Since the user can request a reservation with both phrases: “Can I book a table?“ (no parameters) and “Can I book a table for two?“ (people: 2), start collecting extracted entities (date and number of people) from the very first phrase in the onUtterance handler of the start state. Store the collected info in the reservation form.
In the new reservation state, formulate a question to the user depending on the info in the form. If the user does not answer and the weirdUtterancesInRow counter overflows, stop trying to complete the form and return to the start state.
In the onUtterance handler of the reservation state, check if the requested information is given through entities. If yes, add it to the form and continue the loop. If not, increment the weirdUtterancesInRow counter to avoid getting stuck in an endless loop.
At the same time the avatar can continue answering clarifying questions without stopping the form filling process, using the intent check in the onUtterance handler.
In the reservationConfirm state, double-check the provided information.

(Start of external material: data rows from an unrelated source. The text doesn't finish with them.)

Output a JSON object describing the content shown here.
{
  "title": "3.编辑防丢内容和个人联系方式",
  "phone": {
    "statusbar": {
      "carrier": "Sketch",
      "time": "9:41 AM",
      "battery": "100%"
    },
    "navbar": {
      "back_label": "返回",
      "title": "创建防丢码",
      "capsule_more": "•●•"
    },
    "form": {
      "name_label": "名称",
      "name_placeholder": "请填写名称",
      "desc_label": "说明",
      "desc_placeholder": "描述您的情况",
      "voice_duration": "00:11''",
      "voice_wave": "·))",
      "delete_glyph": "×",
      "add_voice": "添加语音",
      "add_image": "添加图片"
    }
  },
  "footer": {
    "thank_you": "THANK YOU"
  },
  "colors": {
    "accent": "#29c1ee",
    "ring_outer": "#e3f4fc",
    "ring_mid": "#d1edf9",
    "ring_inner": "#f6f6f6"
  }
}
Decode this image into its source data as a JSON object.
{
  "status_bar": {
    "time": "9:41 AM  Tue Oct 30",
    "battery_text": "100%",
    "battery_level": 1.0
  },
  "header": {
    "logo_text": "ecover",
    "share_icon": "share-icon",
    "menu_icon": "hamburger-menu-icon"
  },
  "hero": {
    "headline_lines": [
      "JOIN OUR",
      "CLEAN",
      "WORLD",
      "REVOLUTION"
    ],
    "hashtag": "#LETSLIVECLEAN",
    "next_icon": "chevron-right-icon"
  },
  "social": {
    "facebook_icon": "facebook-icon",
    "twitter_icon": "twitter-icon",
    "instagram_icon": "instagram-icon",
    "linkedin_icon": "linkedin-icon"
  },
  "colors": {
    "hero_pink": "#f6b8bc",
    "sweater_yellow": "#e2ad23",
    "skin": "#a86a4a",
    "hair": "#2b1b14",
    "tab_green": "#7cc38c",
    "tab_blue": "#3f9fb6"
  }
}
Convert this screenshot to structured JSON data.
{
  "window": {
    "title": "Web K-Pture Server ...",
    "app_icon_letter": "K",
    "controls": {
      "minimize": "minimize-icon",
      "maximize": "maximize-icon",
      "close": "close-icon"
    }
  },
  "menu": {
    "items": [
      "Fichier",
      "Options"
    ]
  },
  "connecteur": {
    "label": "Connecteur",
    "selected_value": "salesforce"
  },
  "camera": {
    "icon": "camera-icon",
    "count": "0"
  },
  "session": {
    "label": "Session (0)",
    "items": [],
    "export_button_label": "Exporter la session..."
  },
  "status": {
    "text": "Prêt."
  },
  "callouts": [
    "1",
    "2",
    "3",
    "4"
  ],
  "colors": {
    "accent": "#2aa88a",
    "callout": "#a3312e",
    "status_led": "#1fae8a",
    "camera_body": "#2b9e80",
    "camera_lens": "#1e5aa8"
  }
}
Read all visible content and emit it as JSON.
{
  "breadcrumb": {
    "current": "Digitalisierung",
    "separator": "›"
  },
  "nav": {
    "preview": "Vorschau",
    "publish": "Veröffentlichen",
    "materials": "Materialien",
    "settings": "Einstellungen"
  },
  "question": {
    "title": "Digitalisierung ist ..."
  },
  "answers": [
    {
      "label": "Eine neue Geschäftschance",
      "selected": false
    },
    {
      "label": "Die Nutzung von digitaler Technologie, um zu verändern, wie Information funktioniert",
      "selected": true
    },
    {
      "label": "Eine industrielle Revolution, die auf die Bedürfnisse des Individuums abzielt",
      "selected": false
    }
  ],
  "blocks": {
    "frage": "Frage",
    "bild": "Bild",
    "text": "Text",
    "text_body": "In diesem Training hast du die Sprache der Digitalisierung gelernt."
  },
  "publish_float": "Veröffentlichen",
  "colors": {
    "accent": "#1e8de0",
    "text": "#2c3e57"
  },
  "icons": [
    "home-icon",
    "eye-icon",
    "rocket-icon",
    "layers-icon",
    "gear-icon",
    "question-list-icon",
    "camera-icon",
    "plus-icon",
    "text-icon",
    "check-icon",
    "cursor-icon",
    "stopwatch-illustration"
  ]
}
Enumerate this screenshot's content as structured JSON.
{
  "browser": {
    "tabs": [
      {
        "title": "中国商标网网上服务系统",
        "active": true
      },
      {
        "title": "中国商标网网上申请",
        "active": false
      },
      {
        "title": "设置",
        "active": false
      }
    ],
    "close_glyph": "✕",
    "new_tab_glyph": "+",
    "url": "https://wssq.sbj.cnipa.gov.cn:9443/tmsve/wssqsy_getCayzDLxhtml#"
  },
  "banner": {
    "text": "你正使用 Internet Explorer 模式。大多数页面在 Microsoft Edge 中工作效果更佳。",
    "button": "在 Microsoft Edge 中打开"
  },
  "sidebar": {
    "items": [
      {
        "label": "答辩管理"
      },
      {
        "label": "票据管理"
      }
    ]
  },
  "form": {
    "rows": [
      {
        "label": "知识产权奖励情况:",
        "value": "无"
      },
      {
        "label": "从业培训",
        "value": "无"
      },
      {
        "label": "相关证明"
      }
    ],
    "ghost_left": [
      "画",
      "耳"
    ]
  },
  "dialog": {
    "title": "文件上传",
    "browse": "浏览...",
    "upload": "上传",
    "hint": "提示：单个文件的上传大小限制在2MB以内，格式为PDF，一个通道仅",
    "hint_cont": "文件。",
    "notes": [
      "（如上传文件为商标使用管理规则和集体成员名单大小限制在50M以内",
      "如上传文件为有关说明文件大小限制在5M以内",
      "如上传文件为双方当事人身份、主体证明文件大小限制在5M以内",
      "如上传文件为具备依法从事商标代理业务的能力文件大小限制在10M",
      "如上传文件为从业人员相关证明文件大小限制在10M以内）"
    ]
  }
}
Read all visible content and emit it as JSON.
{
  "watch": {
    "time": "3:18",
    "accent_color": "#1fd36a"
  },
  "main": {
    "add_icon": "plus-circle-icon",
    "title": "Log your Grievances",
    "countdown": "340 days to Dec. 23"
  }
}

If everything is ok, ask if you can help with something else by returning to the start state.
The final state passes the information from the form to the scenario. Alternatively, you can send it to your CRM/backend right from the avatar scenario by calling the httpRequest method.
Now, you have a fully functional bot with a complex scenario that supports a flexible and natural flow of dialog. Let’s integrate it with telephony.
Integrate with telephony and chat
You have two integration options:
Using the Avatar class - you will have fine-grained control over integration
Using the VoiceAvatar class - it already has ASR + TTS integration with telephony and avatar logic
Let’s implement the second one.
To do that:
- Copy the code from the Integration section of your avatar.
- Create a platform scenario and paste the code there.
- Specify ASR and TTS options in the configuration step (select a language and voice).
- Set everything up to handle calls via this scenario and test it.
Congratulations! Now you can call your avatar and have a voice conversation with it.